Component data from apps and pages
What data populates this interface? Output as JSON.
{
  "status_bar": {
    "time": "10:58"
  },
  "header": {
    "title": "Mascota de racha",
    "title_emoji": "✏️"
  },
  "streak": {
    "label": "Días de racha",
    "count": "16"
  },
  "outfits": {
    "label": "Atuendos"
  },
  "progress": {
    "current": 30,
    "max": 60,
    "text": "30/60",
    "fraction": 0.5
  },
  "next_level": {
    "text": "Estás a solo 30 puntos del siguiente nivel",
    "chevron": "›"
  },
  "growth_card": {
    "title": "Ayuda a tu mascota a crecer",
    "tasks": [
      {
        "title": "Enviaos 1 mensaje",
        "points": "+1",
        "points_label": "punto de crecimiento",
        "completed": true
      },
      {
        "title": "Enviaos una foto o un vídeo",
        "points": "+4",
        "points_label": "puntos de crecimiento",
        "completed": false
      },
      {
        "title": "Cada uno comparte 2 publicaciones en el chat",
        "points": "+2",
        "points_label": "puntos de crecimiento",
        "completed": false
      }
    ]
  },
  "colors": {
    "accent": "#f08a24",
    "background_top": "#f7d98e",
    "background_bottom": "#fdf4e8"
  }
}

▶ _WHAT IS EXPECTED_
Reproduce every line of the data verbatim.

▶ _RESPONSE TO THE TASK_
What data populates this interface? Output as JSON.
{
  "status_bar": {
    "time": "10:58"
  },
  "header": {
    "title": "Mascota de racha",
    "title_emoji": "✏️"
  },
  "streak": {
    "label": "Días de racha",
    "count": "16"
  },
  "outfits": {
    "label": "Atuendos"
  },
  "progress": {
    "current": 30,
    "max": 60,
    "text": "30/60",
    "fraction": 0.5
  },
  "next_level": {
    "text": "Estás a solo 30 puntos del siguiente nivel",
    "chevron": "›"
  },
  "growth_card": {
    "title": "Ayuda a tu mascota a crecer",
    "tasks": [
      {
        "title": "Enviaos 1 mensaje",
        "points": "+1",
        "points_label": "punto de crecimiento",
        "completed": true
      },
      {
        "title": "Enviaos una foto o un vídeo",
        "points": "+4",
        "points_label": "puntos de crecimiento",
        "completed": false
      },
      {
        "title": "Cada uno comparte 2 publicaciones en el chat",
        "points": "+2",
        "points_label": "puntos de crecimiento",
        "completed": false
      }
    ]
  },
  "colors": {
    "accent": "#f08a24",
    "background_top": "#f7d98e",
    "background_bottom": "#fdf4e8"
  }
}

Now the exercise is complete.